TASK OBJECTIVE – Each record must be repeated exactly. None may be dropped.

[[ RECORDS FOR THIS EXERCISE, beginning ]]

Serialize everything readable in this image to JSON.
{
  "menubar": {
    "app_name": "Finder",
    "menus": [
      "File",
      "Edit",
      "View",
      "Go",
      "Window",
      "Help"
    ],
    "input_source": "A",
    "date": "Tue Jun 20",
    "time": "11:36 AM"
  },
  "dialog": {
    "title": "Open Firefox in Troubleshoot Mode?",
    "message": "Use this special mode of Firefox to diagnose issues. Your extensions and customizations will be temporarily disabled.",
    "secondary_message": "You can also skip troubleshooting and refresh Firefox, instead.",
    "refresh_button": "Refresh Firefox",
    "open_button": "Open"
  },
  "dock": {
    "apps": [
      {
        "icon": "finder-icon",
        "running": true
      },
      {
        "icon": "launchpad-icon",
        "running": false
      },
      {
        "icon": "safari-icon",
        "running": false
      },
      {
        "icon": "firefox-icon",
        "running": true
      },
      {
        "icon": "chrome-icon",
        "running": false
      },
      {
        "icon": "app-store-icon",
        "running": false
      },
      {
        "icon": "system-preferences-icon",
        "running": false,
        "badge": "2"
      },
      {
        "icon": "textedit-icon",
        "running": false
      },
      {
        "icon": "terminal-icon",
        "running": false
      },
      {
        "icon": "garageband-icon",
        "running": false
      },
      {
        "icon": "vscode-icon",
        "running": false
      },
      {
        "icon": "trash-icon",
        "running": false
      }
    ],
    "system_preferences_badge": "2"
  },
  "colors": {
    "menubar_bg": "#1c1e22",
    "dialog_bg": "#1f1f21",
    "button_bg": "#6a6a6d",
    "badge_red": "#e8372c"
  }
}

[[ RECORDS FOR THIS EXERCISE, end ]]

RESPONSE –
Serialize everything readable in this image to JSON.
{
  "menubar": {
    "app_name": "Finder",
    "menus": [
      "File",
      "Edit",
      "View",
      "Go",
      "Window",
      "Help"
    ],
    "input_source": "A",
    "date": "Tue Jun 20",
    "time": "11:36 AM"
  },
  "dialog": {
    "title": "Open Firefox in Troubleshoot Mode?",
    "message": "Use this special mode of Firefox to diagnose issues. Your extensions and customizations will be temporarily disabled.",
    "secondary_message": "You can also skip troubleshooting and refresh Firefox, instead.",
    "refresh_button": "Refresh Firefox",
    "open_button": "Open"
  },
  "dock": {
    "apps": [
      {
        "icon": "finder-icon",
        "running": true
      },
      {
        "icon": "launchpad-icon",
        "running": false
      },
      {
        "icon": "safari-icon",
        "running": false
      },
      {
        "icon": "firefox-icon",
        "running": true
      },
      {
        "icon": "chrome-icon",
        "running": false
      },
      {
        "icon": "app-store-icon",
        "running": false
      },
      {
        "icon": "system-preferences-icon",
        "running": false,
        "badge": "2"
      },
      {
        "icon": "textedit-icon",
        "running": false
      },
      {
        "icon": "terminal-icon",
        "running": false
      },
      {
        "icon": "garageband-icon",
        "running": false
      },
      {
        "icon": "vscode-icon",
        "running": false
      },
      {
        "icon": "trash-icon",
        "running": false
      }
    ],
    "system_preferences_badge": "2"
  },
  "colors": {
    "menubar_bg": "#1c1e22",
    "dialog_bg": "#1f1f21",
    "button_bg": "#6a6a6d",
    "badge_red": "#e8372c"
  }
}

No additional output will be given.